Glass beakers can be heated to much higher temperatures than the plastic counterparts, while offering higher clarity for content visibility and measuring. Glass beakers feature uniform sidewalls and bottom thicknesses with a flat bottom and a beak, or small spout, for easier pouring. Glass beakers may have graduated markings on their side that are accurate within 10 percent, though a graduated cylinder or volumetric flask is recommended for precise volume measurements.
Laboratory are available in a range of materials and in sizes from 10 mL to 6 L. Although glass beakers are common, beakers are also made from a variety of plastic resins (PMP, polystyrene, polypropylene, PFA, polymethylpentene, HDPE, ETFE, PTFE, and more). You may also find beakers made from stainless steel, quartz, and carbon.

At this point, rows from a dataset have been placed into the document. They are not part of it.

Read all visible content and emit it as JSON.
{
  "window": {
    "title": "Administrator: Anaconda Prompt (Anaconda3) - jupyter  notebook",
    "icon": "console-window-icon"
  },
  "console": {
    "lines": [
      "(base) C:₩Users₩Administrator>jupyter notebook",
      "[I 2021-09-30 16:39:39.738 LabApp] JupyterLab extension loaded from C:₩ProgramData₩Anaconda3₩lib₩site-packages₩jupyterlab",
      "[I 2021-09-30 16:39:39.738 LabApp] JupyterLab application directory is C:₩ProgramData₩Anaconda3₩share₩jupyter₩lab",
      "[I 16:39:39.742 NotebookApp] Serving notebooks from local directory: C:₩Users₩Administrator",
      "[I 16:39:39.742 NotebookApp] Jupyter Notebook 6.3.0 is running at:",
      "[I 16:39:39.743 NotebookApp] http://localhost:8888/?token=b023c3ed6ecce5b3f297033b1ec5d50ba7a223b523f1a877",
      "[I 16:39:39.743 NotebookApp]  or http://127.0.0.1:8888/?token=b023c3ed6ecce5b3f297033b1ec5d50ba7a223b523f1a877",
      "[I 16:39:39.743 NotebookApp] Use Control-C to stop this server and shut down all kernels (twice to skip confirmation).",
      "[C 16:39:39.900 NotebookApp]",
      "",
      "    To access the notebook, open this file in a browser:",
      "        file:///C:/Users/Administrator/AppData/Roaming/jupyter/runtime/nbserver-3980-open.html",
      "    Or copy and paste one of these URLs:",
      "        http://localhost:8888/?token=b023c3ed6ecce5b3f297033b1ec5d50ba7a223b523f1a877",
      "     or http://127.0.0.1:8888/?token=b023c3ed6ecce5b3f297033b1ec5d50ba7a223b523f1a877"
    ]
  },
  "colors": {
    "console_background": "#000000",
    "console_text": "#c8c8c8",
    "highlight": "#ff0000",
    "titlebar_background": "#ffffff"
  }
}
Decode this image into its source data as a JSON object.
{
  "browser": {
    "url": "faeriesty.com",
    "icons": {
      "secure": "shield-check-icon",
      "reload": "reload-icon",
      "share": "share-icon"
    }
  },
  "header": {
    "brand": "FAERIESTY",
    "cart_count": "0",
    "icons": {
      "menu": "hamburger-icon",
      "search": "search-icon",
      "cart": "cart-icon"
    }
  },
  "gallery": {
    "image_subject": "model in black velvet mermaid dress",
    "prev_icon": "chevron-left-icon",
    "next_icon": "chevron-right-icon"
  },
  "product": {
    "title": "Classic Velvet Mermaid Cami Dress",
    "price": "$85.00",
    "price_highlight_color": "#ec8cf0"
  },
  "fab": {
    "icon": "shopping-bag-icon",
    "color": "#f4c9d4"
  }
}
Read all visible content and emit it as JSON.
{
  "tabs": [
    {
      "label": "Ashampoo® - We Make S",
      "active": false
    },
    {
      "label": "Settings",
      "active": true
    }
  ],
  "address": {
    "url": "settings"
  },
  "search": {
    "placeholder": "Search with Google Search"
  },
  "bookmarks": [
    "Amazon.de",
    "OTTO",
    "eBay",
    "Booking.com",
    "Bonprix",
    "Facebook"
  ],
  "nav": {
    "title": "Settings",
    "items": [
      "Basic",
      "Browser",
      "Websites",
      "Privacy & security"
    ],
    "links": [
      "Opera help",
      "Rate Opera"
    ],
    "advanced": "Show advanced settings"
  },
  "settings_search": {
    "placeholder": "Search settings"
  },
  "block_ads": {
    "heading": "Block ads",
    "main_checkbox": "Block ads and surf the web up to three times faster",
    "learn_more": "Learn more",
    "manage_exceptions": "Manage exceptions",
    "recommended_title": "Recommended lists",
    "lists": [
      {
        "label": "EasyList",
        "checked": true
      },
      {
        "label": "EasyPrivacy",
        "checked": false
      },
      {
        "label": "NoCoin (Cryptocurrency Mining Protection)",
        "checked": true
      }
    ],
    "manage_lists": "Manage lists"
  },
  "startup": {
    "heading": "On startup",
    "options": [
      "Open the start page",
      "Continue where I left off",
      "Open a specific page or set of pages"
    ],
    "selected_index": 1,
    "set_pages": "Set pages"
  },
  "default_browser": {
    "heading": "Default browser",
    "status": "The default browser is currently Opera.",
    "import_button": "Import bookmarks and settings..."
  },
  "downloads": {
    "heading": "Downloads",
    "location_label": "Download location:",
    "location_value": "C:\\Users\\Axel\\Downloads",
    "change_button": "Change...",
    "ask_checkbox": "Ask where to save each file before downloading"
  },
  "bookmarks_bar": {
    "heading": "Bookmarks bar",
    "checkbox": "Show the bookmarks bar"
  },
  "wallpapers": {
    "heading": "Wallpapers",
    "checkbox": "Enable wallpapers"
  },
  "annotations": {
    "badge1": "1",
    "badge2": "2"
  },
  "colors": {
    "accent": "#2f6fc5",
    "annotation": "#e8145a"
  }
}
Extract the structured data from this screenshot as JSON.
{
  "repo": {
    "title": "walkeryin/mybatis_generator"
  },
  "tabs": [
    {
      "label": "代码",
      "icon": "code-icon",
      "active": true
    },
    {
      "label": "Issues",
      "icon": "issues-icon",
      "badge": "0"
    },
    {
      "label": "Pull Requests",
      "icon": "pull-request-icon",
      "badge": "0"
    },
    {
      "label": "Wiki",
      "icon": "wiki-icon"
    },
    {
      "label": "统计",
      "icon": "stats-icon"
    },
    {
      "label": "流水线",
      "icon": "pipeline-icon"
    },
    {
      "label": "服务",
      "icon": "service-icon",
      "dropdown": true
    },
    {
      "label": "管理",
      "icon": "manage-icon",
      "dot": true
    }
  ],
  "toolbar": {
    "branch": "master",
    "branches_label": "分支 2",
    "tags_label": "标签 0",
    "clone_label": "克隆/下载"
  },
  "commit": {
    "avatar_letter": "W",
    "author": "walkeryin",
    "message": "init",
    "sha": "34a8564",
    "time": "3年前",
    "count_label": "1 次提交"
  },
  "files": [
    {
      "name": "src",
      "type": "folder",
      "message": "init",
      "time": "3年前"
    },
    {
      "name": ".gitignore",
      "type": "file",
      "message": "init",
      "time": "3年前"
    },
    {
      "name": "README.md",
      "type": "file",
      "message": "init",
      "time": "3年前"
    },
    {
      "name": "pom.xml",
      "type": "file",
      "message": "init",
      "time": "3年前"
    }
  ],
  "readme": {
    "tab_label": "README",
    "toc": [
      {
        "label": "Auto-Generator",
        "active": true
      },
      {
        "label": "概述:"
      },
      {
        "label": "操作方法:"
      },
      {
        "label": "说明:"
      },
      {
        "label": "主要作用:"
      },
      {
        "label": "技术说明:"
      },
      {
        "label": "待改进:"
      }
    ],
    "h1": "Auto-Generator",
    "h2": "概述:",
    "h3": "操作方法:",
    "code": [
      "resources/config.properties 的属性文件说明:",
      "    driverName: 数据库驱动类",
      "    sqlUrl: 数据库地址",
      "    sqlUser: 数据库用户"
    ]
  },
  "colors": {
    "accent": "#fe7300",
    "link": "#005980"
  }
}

A variety of beaker types are available:
- Griffin or Low Form: Shorter versions, with or without pouring lips and made of standard weight or heavy-duty borosilicate glass or polypropylene plastic
- Berzelius or Tall Form: Taller and narrower than Griffin beakers, but with similar characteristics
- Pharmaceutical: Taller and more narrow, these beakers are usually graduated in both milliliters and ounces and may have double pouring spouts
- Tri-Cornered: Plastic, disposable, and stackable, these beakers feature a triangular top opening that offers three dripless pouring spouts
- Handled: Glass beakers can have attachable handles and plastic beakers may have molded-in handles; larger handled beakers with spouts may be called pitchers
- Colored Markings: Most beakers have areas on the side suitable for writing; these marking spots are also available in white or your choice of colors